Even with such caveats, there is growing agreement, among Republicans as well as Democrats, on the need to engage Hamas to achieve a sustainable peace in the Middle East – even among Obama's close advisers.
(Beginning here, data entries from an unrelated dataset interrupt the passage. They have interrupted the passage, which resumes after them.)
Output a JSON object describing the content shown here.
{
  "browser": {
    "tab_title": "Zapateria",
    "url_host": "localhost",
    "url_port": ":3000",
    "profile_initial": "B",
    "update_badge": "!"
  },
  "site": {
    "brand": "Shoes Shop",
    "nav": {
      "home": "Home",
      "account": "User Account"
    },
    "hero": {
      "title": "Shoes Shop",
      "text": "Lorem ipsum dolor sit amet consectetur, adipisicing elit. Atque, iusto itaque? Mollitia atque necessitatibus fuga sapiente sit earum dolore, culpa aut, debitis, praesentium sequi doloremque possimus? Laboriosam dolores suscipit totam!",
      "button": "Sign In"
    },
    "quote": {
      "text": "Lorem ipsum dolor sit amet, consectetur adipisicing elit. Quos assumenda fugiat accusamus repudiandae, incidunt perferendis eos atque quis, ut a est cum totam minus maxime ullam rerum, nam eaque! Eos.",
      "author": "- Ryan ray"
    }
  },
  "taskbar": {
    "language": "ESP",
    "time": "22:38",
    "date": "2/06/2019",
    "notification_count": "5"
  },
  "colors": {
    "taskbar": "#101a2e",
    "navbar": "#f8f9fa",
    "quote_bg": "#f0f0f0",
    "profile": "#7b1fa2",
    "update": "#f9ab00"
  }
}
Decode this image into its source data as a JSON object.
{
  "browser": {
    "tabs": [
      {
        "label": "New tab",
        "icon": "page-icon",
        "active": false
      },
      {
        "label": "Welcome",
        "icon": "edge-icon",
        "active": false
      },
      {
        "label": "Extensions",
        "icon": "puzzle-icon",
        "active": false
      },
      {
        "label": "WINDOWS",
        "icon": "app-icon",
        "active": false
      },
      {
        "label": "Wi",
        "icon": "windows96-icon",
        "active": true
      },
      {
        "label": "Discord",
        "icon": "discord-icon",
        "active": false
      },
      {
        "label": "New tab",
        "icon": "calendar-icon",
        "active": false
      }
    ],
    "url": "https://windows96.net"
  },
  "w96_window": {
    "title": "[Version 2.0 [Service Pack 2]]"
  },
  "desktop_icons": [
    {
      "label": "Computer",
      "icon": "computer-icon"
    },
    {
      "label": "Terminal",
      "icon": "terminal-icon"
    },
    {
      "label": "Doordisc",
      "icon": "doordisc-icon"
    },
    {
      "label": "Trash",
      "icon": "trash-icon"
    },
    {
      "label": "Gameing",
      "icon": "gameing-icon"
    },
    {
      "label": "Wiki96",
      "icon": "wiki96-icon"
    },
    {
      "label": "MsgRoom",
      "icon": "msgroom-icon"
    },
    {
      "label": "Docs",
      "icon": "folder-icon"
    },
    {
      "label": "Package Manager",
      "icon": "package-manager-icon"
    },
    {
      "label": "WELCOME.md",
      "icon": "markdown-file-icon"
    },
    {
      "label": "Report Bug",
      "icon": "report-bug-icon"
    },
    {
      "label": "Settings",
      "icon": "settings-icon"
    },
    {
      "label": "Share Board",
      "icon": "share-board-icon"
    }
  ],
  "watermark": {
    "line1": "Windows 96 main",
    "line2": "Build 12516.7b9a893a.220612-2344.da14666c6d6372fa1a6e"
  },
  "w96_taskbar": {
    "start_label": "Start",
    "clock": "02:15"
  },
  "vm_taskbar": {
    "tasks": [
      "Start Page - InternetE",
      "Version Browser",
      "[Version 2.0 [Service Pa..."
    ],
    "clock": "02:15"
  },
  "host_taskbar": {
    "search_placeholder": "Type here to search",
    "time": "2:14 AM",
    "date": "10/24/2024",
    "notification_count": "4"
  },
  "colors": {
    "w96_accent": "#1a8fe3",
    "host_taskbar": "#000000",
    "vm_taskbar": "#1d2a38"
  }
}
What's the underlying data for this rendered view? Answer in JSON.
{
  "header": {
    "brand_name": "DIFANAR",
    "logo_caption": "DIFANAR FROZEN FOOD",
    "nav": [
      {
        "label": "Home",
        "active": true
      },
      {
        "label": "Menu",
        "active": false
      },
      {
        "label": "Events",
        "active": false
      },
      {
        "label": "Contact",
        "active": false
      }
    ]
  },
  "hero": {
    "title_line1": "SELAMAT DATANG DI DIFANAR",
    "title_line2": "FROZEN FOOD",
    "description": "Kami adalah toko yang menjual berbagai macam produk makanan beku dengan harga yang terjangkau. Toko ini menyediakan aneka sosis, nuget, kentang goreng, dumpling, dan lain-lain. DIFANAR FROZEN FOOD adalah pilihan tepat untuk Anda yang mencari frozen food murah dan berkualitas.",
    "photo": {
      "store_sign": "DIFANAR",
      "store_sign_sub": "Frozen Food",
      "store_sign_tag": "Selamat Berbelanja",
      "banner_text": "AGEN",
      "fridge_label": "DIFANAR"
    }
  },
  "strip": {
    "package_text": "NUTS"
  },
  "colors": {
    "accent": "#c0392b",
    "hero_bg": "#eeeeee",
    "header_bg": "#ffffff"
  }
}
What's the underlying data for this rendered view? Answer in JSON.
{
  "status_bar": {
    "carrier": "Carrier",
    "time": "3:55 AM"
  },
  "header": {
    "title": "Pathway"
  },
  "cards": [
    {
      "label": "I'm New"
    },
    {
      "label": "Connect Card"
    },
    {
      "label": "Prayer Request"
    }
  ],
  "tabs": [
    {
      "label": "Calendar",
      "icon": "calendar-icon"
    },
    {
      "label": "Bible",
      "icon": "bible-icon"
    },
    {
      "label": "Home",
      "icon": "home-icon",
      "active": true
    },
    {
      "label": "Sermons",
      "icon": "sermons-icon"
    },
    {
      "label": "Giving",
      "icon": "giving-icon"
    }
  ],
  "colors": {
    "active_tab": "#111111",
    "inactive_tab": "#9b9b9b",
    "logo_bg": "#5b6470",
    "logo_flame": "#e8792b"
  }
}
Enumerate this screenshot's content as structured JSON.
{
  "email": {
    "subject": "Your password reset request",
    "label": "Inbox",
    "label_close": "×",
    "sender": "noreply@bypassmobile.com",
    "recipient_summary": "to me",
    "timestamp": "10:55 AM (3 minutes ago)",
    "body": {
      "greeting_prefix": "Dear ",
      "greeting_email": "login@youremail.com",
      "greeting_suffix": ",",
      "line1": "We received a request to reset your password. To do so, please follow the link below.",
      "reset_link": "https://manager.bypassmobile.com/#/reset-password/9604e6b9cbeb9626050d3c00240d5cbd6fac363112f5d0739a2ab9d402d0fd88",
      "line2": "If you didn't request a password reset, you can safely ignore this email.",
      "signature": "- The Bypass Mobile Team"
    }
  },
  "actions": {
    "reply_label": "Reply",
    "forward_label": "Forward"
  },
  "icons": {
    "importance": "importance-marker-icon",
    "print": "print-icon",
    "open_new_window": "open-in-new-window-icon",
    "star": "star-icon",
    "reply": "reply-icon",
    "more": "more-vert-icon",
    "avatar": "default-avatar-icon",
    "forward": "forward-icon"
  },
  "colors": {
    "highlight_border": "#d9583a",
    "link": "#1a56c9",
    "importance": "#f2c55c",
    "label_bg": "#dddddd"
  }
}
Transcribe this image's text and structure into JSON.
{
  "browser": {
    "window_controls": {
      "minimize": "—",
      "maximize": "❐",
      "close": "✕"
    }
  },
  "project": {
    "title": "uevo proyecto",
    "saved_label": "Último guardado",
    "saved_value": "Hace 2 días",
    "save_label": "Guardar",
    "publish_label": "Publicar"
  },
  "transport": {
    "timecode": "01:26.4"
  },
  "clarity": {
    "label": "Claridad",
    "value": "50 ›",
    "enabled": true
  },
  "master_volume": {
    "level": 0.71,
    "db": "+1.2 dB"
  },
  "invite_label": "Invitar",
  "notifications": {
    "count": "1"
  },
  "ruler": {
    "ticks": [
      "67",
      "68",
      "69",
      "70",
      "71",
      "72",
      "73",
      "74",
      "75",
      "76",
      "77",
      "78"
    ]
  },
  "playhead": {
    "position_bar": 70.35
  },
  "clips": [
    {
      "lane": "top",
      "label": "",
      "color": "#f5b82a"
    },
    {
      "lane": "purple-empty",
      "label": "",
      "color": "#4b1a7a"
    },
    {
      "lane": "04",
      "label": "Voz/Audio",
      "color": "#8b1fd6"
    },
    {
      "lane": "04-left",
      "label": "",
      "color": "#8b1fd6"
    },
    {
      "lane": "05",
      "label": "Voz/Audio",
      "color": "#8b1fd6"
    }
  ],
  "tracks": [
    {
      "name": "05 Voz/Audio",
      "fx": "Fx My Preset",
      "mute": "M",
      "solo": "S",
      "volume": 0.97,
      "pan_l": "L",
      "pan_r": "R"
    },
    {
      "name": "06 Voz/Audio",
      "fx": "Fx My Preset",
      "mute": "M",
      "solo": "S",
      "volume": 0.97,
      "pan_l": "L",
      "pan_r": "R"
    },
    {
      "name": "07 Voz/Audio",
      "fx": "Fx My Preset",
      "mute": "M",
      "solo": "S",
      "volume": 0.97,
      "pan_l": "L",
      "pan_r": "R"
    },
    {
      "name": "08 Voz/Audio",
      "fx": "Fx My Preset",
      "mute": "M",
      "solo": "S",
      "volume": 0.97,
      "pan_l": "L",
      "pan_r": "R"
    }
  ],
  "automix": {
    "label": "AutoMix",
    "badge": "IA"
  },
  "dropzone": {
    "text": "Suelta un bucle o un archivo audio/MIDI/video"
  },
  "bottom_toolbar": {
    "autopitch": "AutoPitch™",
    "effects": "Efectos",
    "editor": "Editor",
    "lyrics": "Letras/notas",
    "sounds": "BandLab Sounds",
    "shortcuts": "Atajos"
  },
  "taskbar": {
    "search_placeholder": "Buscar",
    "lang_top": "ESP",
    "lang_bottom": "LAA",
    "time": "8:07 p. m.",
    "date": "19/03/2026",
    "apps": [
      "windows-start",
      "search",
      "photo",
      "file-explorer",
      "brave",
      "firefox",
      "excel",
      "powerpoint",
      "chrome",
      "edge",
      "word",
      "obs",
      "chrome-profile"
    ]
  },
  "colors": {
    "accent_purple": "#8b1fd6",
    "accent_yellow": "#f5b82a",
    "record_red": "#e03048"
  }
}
In an article published on Wednesday on the website Foreign Affairs, but apparently written before the fighting in Gaza, Haass, who is president of the Council on Foreign Relations, wrote: "If the ceasefire between Israel and Hamas continues to hold and a Hamas-PA reconciliation emerges, the Obama administration should deal with the joint Palestinian leadership and authorise low-level contact between US officials and Hamas in Gaza." The article was written with Martin Indyk, a former US ambassador to Israel and an adviser to Hillary Clinton.
Obama has said repeatedly that restoring America's image in the world would rank among the top priorities of his administration, and there has been widespread praise for his choice of Clinton as secretary of state and Jim Jones, the former Marine Corps commandant, as his national security adviser.
He is expected to demonstrate that commitment to charting a new foreign policy within days when he is expected to name a roster of envoys to take charge of key foreign policy areas: Iran, the Israeli-Palestinian conflict, India-Pakistan, and North Korea.
Obama has frustrated and confused those who had been looking for a more evenhanded approach to the Israeli- Palestinian conflict by his refusal to make any substantive comment on Israel's military campaign on Gaza, nearly two weeks on.
He said on Wednesday: "We cannot be sending a message to the world that there are two different administrations conducting foreign policy.
"Until I take office, it would be imprudent of me to start sending out signals that somehow we are running foreign policy when I am not legally authorised to do so."